During the month of June, the largest trike MC in the country, Brothers of the Third Wheel, had their Annual International Trike Week, this year in Branson, Missouri. And if you are under the impression that trike owners are a bunch of old geezers on Gold Wings and modified Ultra Glides, check out this video from the most recent gathering: Brothers of the Third Wheel.

New trikes range in price from about $18,000 for the Cam-Am Spyder Roadster to over $31,000 for the Harley-Davidson Tri-Glide Ultra Classic. Unfortunately, the Japanese manufacturers have not yet jumped on the trike bandwagon, so Gold Wings, Kawasakis, et al, must be converted.

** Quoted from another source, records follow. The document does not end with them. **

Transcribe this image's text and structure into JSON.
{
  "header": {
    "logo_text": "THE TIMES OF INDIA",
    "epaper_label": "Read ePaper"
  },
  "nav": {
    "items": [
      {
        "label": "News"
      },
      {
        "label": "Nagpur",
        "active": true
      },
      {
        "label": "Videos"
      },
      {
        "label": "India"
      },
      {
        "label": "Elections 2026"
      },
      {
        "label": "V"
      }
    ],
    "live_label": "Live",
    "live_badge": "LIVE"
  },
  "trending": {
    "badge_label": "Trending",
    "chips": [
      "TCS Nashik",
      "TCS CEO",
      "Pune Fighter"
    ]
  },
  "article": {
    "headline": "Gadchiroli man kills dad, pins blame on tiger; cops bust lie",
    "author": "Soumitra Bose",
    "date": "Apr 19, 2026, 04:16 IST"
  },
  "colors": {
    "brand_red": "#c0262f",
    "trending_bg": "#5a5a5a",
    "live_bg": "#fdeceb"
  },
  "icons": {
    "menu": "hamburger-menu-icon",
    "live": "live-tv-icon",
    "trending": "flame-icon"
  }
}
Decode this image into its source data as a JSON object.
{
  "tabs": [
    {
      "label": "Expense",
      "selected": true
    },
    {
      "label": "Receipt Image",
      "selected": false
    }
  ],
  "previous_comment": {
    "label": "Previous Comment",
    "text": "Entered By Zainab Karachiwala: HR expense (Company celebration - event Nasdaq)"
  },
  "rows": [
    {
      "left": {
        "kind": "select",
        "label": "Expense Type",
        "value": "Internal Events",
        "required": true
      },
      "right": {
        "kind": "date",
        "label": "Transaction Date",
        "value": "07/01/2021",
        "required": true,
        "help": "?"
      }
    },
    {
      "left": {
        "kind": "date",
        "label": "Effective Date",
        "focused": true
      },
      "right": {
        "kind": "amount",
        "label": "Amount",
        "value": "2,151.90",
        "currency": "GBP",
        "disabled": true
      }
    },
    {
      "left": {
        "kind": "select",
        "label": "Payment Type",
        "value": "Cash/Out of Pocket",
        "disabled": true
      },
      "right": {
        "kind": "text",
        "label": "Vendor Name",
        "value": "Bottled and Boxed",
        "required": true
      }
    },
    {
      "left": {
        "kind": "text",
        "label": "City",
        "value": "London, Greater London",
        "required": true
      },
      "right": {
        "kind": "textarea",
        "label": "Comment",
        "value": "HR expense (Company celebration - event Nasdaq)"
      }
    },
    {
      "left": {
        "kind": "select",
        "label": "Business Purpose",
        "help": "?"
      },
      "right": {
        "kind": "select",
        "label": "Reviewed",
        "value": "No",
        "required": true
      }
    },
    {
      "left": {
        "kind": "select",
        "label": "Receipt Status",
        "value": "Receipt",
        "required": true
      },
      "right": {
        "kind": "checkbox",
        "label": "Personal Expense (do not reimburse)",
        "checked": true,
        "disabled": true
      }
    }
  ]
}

It’s nice to know that no matter what your situation, whether your back protests about balancing at stop lights or injury took away the use of a leg, there are options out there to keep you in those sexy chaps and boots so you never miss an opportunity to enjoy the wind.

By Louise Reeves